Source material:
---

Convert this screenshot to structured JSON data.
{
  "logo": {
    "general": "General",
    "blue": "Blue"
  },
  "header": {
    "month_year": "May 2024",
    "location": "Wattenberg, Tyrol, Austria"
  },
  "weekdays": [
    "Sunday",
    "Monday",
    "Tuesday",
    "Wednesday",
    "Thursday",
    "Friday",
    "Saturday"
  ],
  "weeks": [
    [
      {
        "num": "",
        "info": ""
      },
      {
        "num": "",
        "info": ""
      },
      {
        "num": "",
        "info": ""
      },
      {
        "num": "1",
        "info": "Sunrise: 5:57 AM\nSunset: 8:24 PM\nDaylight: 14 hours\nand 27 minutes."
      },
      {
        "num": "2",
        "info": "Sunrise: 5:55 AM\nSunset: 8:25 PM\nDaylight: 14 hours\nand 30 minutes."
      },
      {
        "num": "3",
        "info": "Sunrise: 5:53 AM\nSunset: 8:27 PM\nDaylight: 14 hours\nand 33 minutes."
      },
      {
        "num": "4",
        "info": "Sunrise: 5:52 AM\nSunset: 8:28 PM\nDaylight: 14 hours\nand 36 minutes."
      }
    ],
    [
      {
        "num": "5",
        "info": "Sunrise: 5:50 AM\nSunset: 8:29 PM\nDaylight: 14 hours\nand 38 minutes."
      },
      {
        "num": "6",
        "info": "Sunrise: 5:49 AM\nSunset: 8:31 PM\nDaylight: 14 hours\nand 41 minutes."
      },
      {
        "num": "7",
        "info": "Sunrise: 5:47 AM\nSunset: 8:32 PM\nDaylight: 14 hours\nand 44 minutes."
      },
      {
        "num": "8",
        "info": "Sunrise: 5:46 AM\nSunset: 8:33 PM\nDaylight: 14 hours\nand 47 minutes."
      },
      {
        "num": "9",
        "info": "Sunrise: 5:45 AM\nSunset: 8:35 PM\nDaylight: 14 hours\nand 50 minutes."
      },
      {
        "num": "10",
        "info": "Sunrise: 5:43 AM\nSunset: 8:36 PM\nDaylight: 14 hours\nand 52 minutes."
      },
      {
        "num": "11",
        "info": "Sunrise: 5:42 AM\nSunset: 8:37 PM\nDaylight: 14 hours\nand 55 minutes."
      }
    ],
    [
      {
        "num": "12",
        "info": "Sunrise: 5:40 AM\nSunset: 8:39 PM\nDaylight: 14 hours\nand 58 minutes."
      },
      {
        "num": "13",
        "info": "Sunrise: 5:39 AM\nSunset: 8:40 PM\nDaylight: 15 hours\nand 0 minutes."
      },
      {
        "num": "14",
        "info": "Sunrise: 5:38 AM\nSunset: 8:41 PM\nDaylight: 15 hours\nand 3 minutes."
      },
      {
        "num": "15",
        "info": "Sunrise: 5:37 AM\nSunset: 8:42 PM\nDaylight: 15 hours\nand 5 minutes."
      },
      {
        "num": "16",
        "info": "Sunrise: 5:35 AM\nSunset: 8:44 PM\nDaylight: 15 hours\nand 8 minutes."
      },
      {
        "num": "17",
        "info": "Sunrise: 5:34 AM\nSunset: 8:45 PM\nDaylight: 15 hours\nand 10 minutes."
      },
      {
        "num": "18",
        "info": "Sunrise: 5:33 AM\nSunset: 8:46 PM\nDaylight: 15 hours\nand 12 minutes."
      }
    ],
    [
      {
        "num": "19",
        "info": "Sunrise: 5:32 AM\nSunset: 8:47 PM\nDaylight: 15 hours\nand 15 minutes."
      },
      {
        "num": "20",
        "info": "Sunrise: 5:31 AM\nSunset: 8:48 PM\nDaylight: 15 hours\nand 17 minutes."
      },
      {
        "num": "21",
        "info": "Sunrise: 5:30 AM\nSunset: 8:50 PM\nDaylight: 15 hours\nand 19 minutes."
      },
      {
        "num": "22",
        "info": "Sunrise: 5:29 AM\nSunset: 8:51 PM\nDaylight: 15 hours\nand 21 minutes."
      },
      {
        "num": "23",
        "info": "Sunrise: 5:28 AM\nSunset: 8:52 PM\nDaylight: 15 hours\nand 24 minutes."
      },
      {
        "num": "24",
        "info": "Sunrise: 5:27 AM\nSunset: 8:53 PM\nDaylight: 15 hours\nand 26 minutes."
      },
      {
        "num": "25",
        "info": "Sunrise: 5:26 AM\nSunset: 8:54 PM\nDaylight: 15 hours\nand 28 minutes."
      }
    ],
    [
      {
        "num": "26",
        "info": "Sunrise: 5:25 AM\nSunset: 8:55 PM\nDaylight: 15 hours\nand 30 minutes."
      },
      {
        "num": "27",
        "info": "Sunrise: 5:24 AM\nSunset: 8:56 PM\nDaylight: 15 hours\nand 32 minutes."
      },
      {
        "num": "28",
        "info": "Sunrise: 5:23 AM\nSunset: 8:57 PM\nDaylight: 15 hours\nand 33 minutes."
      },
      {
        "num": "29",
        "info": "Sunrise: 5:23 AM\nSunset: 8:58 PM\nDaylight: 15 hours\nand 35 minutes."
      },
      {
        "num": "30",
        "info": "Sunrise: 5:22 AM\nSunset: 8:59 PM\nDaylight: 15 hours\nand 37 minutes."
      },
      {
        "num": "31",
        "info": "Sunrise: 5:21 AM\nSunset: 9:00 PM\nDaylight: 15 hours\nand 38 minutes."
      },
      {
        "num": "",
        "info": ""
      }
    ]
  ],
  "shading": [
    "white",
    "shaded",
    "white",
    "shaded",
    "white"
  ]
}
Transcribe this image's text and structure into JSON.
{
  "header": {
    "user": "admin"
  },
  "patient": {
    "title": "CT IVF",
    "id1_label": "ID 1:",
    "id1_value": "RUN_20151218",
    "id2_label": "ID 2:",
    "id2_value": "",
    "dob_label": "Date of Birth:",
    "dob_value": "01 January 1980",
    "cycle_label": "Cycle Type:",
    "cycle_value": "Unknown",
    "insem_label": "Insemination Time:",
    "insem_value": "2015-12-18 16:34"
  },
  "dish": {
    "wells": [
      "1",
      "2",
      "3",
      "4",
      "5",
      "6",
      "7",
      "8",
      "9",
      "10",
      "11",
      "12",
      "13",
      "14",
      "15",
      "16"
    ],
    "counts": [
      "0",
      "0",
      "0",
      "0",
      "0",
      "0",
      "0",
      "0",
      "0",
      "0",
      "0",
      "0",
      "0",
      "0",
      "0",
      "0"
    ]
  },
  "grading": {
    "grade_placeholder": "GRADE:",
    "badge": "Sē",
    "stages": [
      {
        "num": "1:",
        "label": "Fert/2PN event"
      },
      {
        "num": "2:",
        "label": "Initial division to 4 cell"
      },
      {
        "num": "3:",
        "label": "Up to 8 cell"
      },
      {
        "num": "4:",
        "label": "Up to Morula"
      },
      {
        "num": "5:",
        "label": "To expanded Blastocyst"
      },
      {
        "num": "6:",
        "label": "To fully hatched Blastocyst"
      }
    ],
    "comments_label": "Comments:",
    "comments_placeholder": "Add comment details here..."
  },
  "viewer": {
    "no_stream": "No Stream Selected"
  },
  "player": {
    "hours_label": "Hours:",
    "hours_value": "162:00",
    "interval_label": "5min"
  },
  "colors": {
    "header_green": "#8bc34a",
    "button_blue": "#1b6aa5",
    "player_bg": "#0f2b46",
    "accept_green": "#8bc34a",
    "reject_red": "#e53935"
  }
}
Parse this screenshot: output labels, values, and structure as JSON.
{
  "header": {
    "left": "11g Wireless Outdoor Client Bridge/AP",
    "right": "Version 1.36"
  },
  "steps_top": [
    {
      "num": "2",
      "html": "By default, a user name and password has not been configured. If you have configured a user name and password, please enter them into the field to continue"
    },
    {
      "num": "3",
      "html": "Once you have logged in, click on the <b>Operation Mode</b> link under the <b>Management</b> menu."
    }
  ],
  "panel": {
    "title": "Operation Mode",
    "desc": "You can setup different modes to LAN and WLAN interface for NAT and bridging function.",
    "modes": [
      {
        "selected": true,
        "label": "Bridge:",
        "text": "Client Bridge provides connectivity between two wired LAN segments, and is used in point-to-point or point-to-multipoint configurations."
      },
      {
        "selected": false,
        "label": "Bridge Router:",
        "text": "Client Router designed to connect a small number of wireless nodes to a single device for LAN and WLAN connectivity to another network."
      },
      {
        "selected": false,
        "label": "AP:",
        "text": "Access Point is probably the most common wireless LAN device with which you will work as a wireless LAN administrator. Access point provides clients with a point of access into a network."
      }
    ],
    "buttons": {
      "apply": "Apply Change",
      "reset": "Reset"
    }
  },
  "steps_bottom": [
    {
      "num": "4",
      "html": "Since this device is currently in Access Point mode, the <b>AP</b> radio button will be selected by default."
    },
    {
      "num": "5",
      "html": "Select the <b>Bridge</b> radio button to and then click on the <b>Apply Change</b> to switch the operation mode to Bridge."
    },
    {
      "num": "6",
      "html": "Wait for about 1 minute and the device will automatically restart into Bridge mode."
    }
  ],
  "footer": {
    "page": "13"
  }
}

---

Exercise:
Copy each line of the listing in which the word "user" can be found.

Answer to this task:
    "user": "admin"
      "html": "By default, a user name and password has not been configured. If you have configured a user name and password, please enter them into the field to continue"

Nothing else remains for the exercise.